The earthquake, measuring more than 7.6 on the Richter scale, was felt throughout central America on Sunday. The town of Santa Tecla, just outside the capital San Salvador where the Red Cross says more than 1,000 people are missing seems to be the worst-hit area. The number known to have been killed in the disaster has now risen to more than 400 and, as hundreds of aftershocks hinder the rescue work, hopes are fading of finding any more survivors. President Francisco Flores has asked Colombia to donate 3,000 coffins. A BBC correspondent says the stream of corpses being discovered is now relentless and the authorities have been forced to begin mass funerals as the makeshift morgues cannot cope. Several towns in eastern and western El Salvador are reported to have been completely destroyed, although with surprisingly low loss of life because of the adobe building material used. But residents have been left for a second night without food or shelter.
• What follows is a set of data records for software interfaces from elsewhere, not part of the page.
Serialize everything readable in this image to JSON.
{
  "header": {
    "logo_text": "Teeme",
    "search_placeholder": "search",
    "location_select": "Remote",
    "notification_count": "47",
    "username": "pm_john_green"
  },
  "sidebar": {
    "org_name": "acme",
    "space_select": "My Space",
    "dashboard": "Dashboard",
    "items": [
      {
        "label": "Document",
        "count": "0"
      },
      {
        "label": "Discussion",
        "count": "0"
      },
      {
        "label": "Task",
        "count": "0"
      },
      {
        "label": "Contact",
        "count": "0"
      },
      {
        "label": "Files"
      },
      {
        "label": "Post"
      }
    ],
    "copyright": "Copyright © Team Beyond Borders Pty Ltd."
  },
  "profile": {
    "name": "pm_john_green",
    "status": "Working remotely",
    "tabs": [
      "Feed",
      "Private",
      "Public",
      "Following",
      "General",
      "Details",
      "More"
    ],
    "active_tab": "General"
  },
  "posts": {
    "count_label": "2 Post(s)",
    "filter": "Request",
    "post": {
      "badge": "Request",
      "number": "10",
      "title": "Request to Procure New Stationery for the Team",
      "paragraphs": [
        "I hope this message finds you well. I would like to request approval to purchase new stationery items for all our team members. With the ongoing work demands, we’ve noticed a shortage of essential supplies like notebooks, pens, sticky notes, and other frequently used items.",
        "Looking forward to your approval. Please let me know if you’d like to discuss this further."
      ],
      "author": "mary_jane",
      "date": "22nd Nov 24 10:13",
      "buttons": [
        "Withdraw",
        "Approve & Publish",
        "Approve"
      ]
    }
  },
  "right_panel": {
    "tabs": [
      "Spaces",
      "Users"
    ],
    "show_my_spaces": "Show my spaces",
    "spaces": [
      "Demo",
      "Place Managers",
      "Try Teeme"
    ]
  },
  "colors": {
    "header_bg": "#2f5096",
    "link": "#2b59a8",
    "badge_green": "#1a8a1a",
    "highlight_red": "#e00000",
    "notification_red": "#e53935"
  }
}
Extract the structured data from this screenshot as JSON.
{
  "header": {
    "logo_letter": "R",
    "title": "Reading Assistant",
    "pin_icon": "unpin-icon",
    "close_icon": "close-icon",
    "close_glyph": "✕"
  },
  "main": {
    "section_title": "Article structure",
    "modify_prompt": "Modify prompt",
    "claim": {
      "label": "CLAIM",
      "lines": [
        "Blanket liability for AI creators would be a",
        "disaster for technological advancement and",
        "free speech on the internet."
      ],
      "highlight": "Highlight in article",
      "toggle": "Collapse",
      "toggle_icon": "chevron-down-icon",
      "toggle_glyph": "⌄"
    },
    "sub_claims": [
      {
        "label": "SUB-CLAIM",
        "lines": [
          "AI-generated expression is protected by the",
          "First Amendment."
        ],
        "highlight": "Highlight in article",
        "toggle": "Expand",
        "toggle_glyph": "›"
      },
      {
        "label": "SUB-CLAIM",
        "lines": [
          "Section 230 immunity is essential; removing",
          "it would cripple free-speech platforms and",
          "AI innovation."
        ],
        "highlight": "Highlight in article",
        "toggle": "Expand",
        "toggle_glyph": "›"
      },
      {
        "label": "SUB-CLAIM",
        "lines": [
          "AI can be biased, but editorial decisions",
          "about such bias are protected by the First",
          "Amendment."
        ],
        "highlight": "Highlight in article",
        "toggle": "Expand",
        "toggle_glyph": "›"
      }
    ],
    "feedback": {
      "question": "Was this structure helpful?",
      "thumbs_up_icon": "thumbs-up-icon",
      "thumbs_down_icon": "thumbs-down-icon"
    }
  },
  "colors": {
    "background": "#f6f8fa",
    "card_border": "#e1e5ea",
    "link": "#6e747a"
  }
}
The last major earthquake in El Salvador was in 1986 when 1,400 people died.
The shooter freely entered the building of the university and opened fire at those who were present on the ground floor